Introducing Off-the-Record communication
While GPG has its place, if you are concerned about losing control of your private key,
then maybe you should consider other tools. One tool, which was designed with this threat
in mind, is called Off-the-Record ( OTR ) which was originally published in the paper Off-
the-Record Communication, or, Why Not To Use PGP (Borisov 2004). OTR includes some
cryptographic features and design goals that differ from PGP. For example, OTR was de-
signed to incorporate perfect forward secrecy , which ensures that session keys , the keys
that are encrypting the communication traffic, can't be re-derived if the longer term identity
key is compromised. Also OTR only uses digital signatures for the initial authentication

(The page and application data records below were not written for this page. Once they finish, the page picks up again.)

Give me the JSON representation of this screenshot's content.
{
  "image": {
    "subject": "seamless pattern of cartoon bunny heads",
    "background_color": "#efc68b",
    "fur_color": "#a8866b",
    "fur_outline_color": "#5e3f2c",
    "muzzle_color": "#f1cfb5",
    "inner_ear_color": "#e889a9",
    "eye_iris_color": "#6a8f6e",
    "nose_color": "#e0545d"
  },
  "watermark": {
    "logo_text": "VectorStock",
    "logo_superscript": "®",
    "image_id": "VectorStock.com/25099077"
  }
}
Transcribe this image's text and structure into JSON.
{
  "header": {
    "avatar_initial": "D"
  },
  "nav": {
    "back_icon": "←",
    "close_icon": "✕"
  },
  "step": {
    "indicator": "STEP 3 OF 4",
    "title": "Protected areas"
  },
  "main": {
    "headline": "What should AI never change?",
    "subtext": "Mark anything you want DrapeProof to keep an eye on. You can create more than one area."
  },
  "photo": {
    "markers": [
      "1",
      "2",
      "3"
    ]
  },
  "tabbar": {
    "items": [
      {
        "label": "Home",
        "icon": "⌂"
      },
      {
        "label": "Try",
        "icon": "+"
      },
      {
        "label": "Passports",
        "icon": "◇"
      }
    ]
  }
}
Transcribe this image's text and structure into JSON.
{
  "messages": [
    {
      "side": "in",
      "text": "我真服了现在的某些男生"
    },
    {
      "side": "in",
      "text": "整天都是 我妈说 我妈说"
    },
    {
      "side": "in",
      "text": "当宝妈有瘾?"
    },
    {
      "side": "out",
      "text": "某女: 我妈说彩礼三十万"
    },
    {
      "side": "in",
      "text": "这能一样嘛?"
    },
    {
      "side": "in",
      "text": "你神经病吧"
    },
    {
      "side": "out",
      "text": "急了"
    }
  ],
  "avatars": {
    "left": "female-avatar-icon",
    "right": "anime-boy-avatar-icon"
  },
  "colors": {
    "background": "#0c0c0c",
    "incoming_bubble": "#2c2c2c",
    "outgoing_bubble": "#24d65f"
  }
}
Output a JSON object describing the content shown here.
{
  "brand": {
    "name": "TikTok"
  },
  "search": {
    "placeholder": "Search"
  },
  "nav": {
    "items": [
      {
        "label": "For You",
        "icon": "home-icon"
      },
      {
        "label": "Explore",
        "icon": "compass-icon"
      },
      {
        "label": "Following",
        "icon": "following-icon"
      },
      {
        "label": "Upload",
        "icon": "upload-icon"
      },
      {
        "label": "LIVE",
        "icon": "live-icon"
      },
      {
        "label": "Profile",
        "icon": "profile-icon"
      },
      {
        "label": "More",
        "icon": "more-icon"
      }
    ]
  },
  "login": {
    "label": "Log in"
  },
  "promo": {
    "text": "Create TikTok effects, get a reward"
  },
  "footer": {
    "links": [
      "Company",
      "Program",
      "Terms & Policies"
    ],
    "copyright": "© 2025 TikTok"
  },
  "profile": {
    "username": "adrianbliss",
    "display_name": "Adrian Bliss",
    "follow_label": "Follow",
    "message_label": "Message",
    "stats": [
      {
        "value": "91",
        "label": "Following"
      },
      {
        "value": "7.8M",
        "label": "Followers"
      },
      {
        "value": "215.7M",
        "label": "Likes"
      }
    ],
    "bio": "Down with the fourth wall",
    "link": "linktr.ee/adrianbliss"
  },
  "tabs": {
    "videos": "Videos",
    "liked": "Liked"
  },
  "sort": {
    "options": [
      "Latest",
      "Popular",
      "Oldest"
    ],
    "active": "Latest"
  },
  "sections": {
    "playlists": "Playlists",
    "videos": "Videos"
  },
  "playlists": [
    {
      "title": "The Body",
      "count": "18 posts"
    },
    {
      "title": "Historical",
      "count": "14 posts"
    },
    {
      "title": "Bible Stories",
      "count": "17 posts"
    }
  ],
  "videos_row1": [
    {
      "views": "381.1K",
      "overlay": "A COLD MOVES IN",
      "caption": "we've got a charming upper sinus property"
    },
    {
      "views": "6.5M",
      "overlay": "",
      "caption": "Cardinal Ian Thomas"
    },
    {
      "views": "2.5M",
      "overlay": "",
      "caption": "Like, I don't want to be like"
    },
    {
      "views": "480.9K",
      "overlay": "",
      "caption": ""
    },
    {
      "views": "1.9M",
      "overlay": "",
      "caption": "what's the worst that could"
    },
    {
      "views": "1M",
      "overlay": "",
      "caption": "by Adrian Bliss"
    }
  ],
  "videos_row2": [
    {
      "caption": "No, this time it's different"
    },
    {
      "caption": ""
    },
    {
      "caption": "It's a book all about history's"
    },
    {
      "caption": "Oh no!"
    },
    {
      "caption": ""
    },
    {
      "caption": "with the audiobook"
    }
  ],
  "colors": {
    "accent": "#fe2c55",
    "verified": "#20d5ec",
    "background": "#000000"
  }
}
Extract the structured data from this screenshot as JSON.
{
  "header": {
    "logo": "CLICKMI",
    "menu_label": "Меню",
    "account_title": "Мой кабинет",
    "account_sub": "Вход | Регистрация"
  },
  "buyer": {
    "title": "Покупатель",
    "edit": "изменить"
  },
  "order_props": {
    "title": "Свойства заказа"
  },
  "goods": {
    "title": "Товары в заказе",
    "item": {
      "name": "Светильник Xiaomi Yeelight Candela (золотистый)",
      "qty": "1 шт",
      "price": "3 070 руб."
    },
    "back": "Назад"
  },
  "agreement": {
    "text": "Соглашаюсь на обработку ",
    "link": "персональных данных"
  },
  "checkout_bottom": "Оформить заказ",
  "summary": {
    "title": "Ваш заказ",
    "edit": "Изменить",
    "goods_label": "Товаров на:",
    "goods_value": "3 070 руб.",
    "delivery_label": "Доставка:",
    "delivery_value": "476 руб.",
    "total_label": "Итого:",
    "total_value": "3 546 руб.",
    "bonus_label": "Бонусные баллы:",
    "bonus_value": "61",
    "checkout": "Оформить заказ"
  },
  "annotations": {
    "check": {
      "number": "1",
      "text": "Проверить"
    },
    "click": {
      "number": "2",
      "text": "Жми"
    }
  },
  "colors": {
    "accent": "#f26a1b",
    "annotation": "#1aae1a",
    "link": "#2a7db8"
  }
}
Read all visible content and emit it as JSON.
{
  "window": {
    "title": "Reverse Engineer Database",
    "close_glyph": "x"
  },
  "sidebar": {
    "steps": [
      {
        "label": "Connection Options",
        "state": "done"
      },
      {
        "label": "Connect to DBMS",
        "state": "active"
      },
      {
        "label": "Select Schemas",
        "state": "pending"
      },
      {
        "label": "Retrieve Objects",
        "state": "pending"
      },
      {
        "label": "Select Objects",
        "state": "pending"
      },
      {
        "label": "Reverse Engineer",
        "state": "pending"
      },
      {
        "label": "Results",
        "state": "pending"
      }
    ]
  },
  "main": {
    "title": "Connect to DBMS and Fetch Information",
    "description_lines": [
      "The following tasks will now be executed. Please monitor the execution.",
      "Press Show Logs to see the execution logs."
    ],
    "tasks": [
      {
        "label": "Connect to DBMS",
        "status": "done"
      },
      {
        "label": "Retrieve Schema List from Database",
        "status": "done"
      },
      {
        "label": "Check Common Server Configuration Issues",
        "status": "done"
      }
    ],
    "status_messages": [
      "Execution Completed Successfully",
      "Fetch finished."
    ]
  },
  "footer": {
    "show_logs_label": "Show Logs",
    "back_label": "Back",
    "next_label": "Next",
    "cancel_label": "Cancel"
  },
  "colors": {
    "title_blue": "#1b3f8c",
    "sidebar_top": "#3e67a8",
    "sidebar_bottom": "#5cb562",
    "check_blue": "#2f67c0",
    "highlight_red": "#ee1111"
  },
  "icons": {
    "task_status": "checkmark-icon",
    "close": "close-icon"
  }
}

step; individual messages are not signed.
The session keys are derived independently by both parties through a Diffie-Hellman Key-
Exchange protocol. The Diffie-Hellman protocol helps to solve a key distribution problem.
Alice and Bob want to secure their communications with a symmetric cipher, but they both
need the same key. Using Diffie-Hellman, they can both derive the shared key value over
an insecure channel, without exposing the value of the key to a third party. OTR uses asym-
metric cryptography in a Diffie-Hellman key-exchange, so that both parties can derive a
shared AES key in counter-mode. AES in counter-mode ( AES-CTR ) uses AES as a
stream cipher, the significance of which is discussed later in this section.
A simplified, two-minute description of the Diffie-Hellman Key Exchange is available at
Khan Academy website https://www.khanacademy.org/computing/computer-science/cryp-
Another feature of OTR that is different than PGP is that OTR was designed with repudiab-
ility for messages, which is the ability to deny authorship or validity. PGP was designed for
non-repudiability, which provides a proof, via your digital signature, that you indeed cre-
ated that message. However, with OTR, neither Alice nor Bob can prove the other, or them-
selves, created a particular message. The details of this feature are a bit technical, but we'll
provide a high-level summary since it is a clever use of Message Authentication Codes
( MACs ).
A MAC is a small tag that accompanies a block of data. The tag is computed by the sender
and is sent to the receiver, who recomputes the value to check that the data was not corrup-
ted in transit, which attests the integrity of the data. Furthermore, MACs involve a shared-
key between parties. So, Alice has the same MAC key as Bob. Therefore, when Bob veri-